** Work to complete **
When you spot the word "What" in a line of the data below, copy that line.

□ □ □ □ □ □ □

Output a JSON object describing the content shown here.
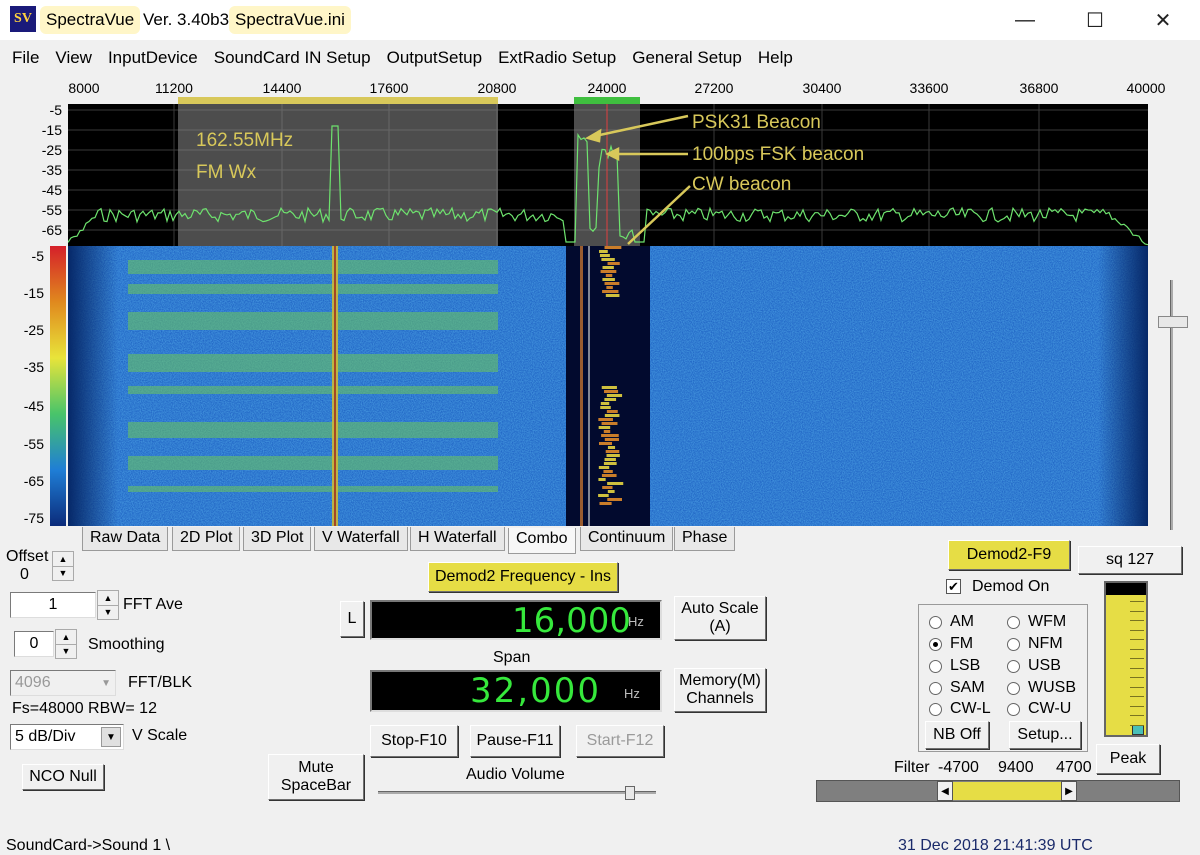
{
  "titlebar": {
    "app_name": "SpectraVue",
    "version": "Ver. 3.40b3",
    "ini_file": "SpectraVue.ini",
    "logo_text": "SV"
  },
  "menu": [
    "File",
    "View",
    "InputDevice",
    "SoundCard IN Setup",
    "OutputSetup",
    "ExtRadio Setup",
    "General Setup",
    "Help"
  ],
  "freq_axis": [
    "8000",
    "11200",
    "14400",
    "17600",
    "20800",
    "24000",
    "27200",
    "30400",
    "33600",
    "36800",
    "40000"
  ],
  "spectrum_db_axis": [
    "-5",
    "-15",
    "-25",
    "-35",
    "-45",
    "-55",
    "-65"
  ],
  "waterfall_db_axis": [
    "-5",
    "-15",
    "-25",
    "-35",
    "-45",
    "-55",
    "-65",
    "-75"
  ],
  "annotations": {
    "fm_freq": "162.55MHz",
    "fm_label": "FM Wx",
    "psk": "PSK31 Beacon",
    "fsk": "100bps FSK beacon",
    "cw": "CW beacon"
  },
  "tabs": [
    "Raw Data",
    "2D Plot",
    "3D Plot",
    "V Waterfall",
    "H Waterfall",
    "Combo",
    "Continuum",
    "Phase"
  ],
  "active_tab": "Combo",
  "left_controls": {
    "offset_label": "Offset",
    "offset_value": "0",
    "fft_ave_value": "1",
    "fft_ave_label": "FFT Ave",
    "smoothing_value": "0",
    "smoothing_label": "Smoothing",
    "fft_blk_value": "4096",
    "fft_blk_label": "FFT/BLK",
    "fs_info": "Fs=48000 RBW=  12",
    "vscale_value": "5 dB/Div",
    "vscale_label": "V Scale",
    "nco_null": "NCO Null"
  },
  "center_controls": {
    "demod2_freq_btn": "Demod2 Frequency - Ins",
    "l_btn": "L",
    "center_freq": "16,000",
    "center_unit": "Hz",
    "auto_scale": "Auto Scale",
    "auto_scale_key": "(A)",
    "span_label": "Span",
    "span_value": "32,000",
    "span_unit": "Hz",
    "memory": "Memory(M)",
    "channels": "Channels",
    "stop": "Stop-F10",
    "pause": "Pause-F11",
    "start": "Start-F12",
    "mute": "Mute",
    "spacebar": "SpaceBar",
    "audio_volume": "Audio Volume",
    "volume_level": 0.92
  },
  "right_controls": {
    "demod2_btn": "Demod2-F9",
    "sq_btn": "sq 127",
    "demod_on_label": "Demod On",
    "demod_on_checked": true,
    "modes_left": [
      "AM",
      "FM",
      "LSB",
      "SAM",
      "CW-L"
    ],
    "modes_right": [
      "WFM",
      "NFM",
      "USB",
      "WUSB",
      "CW-U"
    ],
    "selected_mode": "FM",
    "nb_off": "NB Off",
    "setup": "Setup...",
    "peak": "Peak",
    "filter_label": "Filter",
    "filter_low": "-4700",
    "filter_width": "9400",
    "filter_high": "4700"
  },
  "status": {
    "device": "SoundCard->Sound 1  \\",
    "datetime": "31 Dec 2018  21:41:39 UTC"
  },
  "colors": {
    "accent_yellow": "#e6dd45",
    "trace_green": "#6ee36e",
    "waterfall_blue": "#1f63c4",
    "annotation_gold": "#d8c85a"
  }
}
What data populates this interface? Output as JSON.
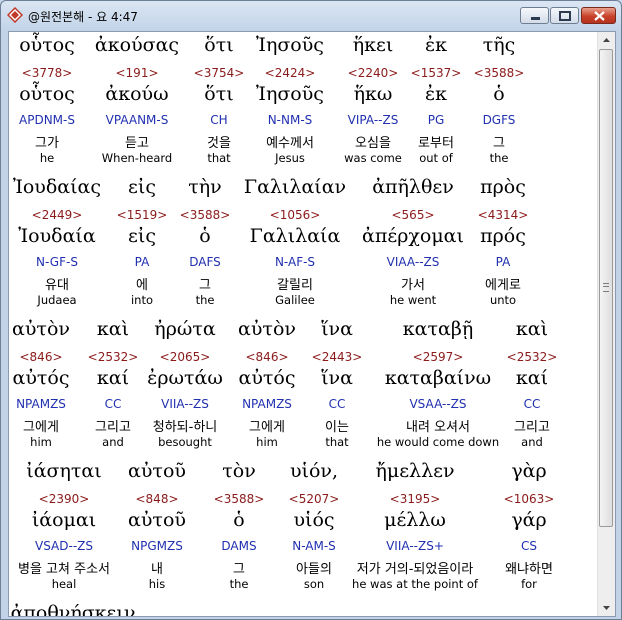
{
  "window": {
    "title": "@원전본해 - 요 4:47"
  },
  "verse_words": [
    {
      "greek": "οὗτος",
      "strongs": "<3778>",
      "lemma": "οὗτος",
      "parse": "APDNM-S",
      "korean": "그가",
      "english": "he"
    },
    {
      "greek": "ἀκούσας",
      "strongs": "<191>",
      "lemma": "ἀκούω",
      "parse": "VPAANM-S",
      "korean": "듣고",
      "english": "When-heard"
    },
    {
      "greek": "ὅτι",
      "strongs": "<3754>",
      "lemma": "ὅτι",
      "parse": "CH",
      "korean": "것을",
      "english": "that"
    },
    {
      "greek": "Ἰησοῦς",
      "strongs": "<2424>",
      "lemma": "Ἰησοῦς",
      "parse": "N-NM-S",
      "korean": "예수께서",
      "english": "Jesus"
    },
    {
      "greek": "ἥκει",
      "strongs": "<2240>",
      "lemma": "ἥκω",
      "parse": "VIPA--ZS",
      "korean": "오심을",
      "english": "was come"
    },
    {
      "greek": "ἐκ",
      "strongs": "<1537>",
      "lemma": "ἐκ",
      "parse": "PG",
      "korean": "로부터",
      "english": "out of"
    },
    {
      "greek": "τῆς",
      "strongs": "<3588>",
      "lemma": "ὁ",
      "parse": "DGFS",
      "korean": "그",
      "english": "the"
    },
    {
      "greek": "Ἰουδαίας",
      "strongs": "<2449>",
      "lemma": "Ἰουδαία",
      "parse": "N-GF-S",
      "korean": "유대",
      "english": "Judaea"
    },
    {
      "greek": "εἰς",
      "strongs": "<1519>",
      "lemma": "εἰς",
      "parse": "PA",
      "korean": "에",
      "english": "into"
    },
    {
      "greek": "τὴν",
      "strongs": "<3588>",
      "lemma": "ὁ",
      "parse": "DAFS",
      "korean": "그",
      "english": "the"
    },
    {
      "greek": "Γαλιλαίαν",
      "strongs": "<1056>",
      "lemma": "Γαλιλαία",
      "parse": "N-AF-S",
      "korean": "갈릴리",
      "english": "Galilee"
    },
    {
      "greek": "ἀπῆλθεν",
      "strongs": "<565>",
      "lemma": "ἀπέρχομαι",
      "parse": "VIAA--ZS",
      "korean": "가서",
      "english": "he went"
    },
    {
      "greek": "πρὸς",
      "strongs": "<4314>",
      "lemma": "πρός",
      "parse": "PA",
      "korean": "에게로",
      "english": "unto"
    },
    {
      "greek": "αὐτὸν",
      "strongs": "<846>",
      "lemma": "αὐτός",
      "parse": "NPAMZS",
      "korean": "그에게",
      "english": "him"
    },
    {
      "greek": "καὶ",
      "strongs": "<2532>",
      "lemma": "καί",
      "parse": "CC",
      "korean": "그리고",
      "english": "and"
    },
    {
      "greek": "ἠρώτα",
      "strongs": "<2065>",
      "lemma": "ἐρωτάω",
      "parse": "VIIA--ZS",
      "korean": "청하되-하니",
      "english": "besought"
    },
    {
      "greek": "αὐτὸν",
      "strongs": "<846>",
      "lemma": "αὐτός",
      "parse": "NPAMZS",
      "korean": "그에게",
      "english": "him"
    },
    {
      "greek": "ἵνα",
      "strongs": "<2443>",
      "lemma": "ἵνα",
      "parse": "CC",
      "korean": "이는",
      "english": "that"
    },
    {
      "greek": "καταβῇ",
      "strongs": "<2597>",
      "lemma": "καταβαίνω",
      "parse": "VSAA--ZS",
      "korean": "내려 오셔서",
      "english": "he would come down"
    },
    {
      "greek": "καὶ",
      "strongs": "<2532>",
      "lemma": "καί",
      "parse": "CC",
      "korean": "그리고",
      "english": "and"
    },
    {
      "greek": "ἰάσηται",
      "strongs": "<2390>",
      "lemma": "ἰάομαι",
      "parse": "VSAD--ZS",
      "korean": "병을 고쳐 주소서",
      "english": "heal"
    },
    {
      "greek": "αὐτοῦ",
      "strongs": "<848>",
      "lemma": "αὐτοῦ",
      "parse": "NPGMZS",
      "korean": "내",
      "english": "his"
    },
    {
      "greek": "τὸν",
      "strongs": "<3588>",
      "lemma": "ὁ",
      "parse": "DAMS",
      "korean": "그",
      "english": "the"
    },
    {
      "greek": "υἱόν,",
      "strongs": "<5207>",
      "lemma": "υἱός",
      "parse": "N-AM-S",
      "korean": "아들의",
      "english": "son"
    },
    {
      "greek": "ἤμελλεν",
      "strongs": "<3195>",
      "lemma": "μέλλω",
      "parse": "VIIA--ZS+",
      "korean": "저가 거의-되었음이라",
      "english": "he was at the point of"
    },
    {
      "greek": "γὰρ",
      "strongs": "<1063>",
      "lemma": "γάρ",
      "parse": "CS",
      "korean": "왜냐하면",
      "english": "for"
    },
    {
      "greek": "ἀποθνῄσκειν",
      "strongs": "",
      "lemma": "",
      "parse": "",
      "korean": "",
      "english": ""
    }
  ],
  "colors": {
    "greek": "#000000",
    "strongs": "#8b1a1a",
    "parse": "#2030b0",
    "korean": "#000000",
    "english": "#000000"
  }
}
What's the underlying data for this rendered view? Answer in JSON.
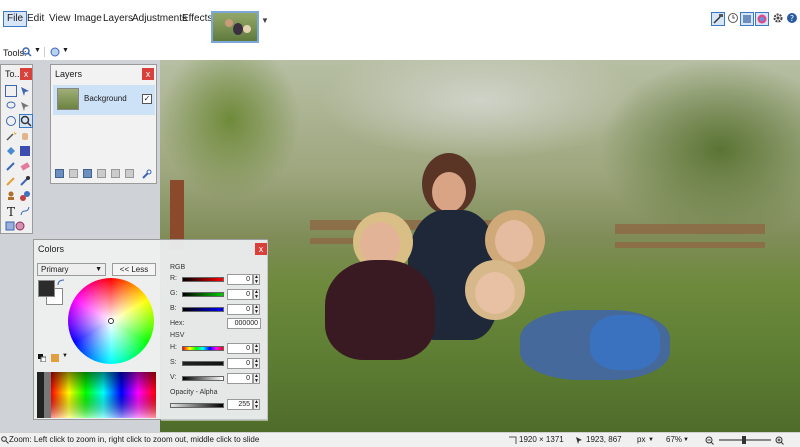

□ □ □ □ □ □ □

** Exercise output **
What data populates this interface? Output as JSON.
What's the underlying data for this rendered view? Answer in JSON.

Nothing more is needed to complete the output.